## Assignment
Look over the lines below. Report each one that includes the string "this".

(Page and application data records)
····················
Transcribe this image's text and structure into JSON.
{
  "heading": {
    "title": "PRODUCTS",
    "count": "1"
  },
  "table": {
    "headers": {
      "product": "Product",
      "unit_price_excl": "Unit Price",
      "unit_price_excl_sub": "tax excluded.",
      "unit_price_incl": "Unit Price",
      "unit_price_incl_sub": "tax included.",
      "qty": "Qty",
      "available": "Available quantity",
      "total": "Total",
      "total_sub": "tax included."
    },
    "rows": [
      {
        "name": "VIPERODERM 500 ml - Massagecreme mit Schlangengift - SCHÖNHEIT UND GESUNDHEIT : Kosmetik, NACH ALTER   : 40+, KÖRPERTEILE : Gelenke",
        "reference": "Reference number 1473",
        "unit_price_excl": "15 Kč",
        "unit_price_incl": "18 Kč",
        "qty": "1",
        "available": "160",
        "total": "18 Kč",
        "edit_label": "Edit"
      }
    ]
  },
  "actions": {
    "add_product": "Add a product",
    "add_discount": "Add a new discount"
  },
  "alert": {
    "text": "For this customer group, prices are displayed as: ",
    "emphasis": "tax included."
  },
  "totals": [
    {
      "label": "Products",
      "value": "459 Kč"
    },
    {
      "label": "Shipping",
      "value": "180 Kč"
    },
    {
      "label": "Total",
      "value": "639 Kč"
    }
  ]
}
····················
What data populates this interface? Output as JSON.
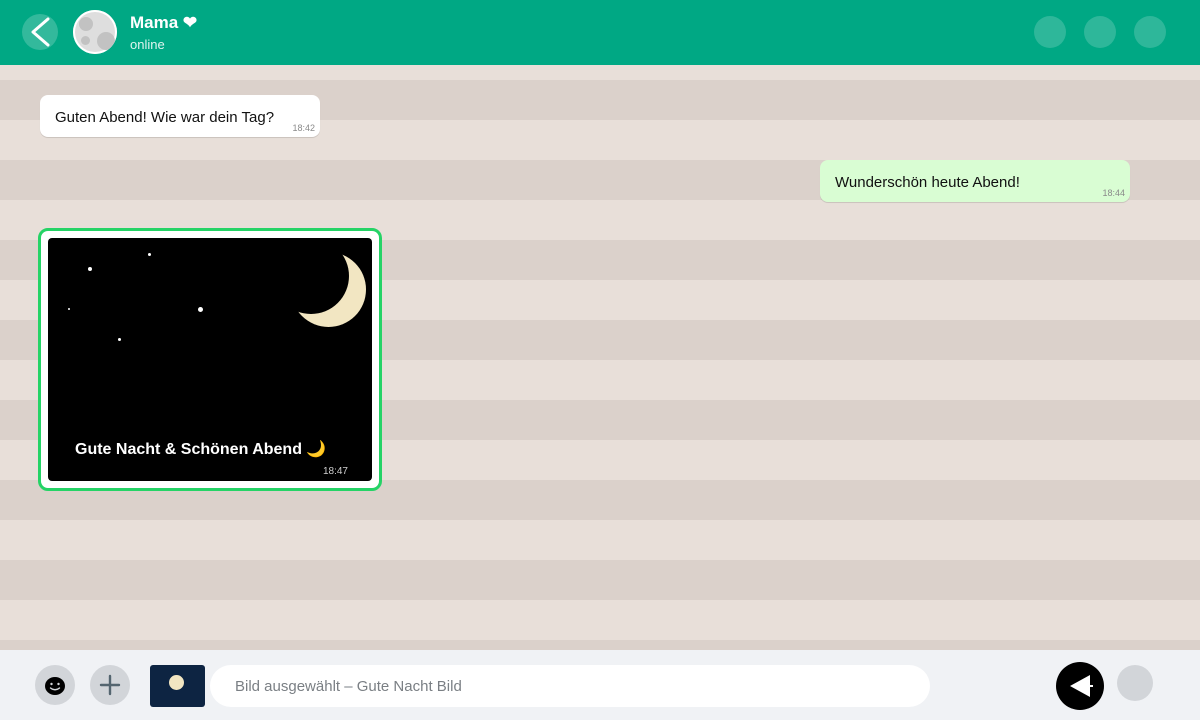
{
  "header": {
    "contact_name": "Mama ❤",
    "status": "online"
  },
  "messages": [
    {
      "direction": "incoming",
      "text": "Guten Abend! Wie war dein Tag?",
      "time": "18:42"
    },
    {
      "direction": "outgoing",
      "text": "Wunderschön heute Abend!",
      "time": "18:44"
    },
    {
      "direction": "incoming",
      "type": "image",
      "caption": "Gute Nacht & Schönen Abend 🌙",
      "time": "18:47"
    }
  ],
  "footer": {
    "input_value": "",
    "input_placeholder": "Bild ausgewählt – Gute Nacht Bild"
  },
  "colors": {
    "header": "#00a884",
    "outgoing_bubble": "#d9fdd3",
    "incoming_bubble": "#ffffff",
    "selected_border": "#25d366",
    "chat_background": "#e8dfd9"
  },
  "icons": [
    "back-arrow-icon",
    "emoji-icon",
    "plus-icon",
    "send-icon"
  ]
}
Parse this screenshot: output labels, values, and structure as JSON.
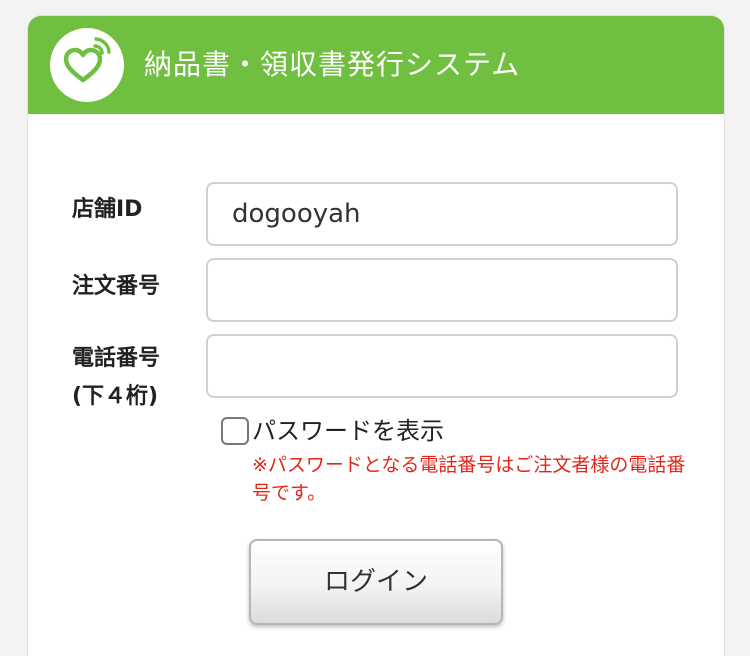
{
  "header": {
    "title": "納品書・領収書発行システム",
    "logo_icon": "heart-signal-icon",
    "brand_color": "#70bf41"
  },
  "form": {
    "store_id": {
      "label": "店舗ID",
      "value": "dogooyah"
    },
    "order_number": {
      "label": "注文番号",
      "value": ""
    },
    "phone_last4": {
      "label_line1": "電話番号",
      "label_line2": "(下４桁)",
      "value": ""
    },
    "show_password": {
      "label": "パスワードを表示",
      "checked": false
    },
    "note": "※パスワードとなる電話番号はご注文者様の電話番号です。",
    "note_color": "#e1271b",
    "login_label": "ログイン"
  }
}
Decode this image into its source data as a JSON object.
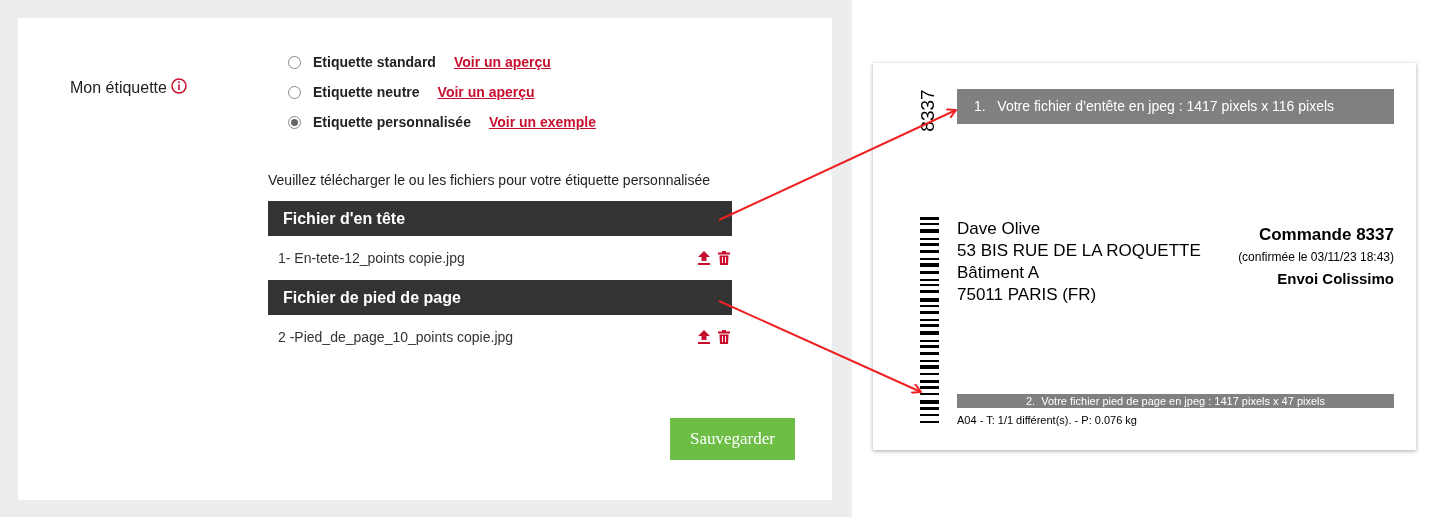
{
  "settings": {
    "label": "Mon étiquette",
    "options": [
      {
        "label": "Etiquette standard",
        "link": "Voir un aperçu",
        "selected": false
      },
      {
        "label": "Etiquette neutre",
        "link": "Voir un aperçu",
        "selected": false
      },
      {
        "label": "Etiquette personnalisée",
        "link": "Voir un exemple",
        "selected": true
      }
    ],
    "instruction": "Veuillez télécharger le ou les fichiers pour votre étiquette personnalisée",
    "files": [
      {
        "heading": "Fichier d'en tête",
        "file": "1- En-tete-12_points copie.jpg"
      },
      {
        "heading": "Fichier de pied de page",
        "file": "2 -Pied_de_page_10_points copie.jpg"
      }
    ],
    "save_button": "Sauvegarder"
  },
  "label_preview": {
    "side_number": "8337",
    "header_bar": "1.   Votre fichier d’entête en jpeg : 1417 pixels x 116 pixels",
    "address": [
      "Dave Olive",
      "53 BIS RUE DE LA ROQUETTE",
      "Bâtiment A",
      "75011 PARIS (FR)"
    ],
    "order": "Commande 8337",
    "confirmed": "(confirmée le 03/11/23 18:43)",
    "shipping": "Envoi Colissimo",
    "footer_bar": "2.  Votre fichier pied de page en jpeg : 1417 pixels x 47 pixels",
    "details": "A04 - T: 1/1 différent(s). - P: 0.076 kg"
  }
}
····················
## Response to the exercise
Transcribe this image's text and structure into JSON.
    "text": "For this customer group, prices are displayed as: ",
What data populates this interface? Output as JSON.
Parse this screenshot: output labels, values, and structure as JSON.
Decode this image into its source data as a JSON object.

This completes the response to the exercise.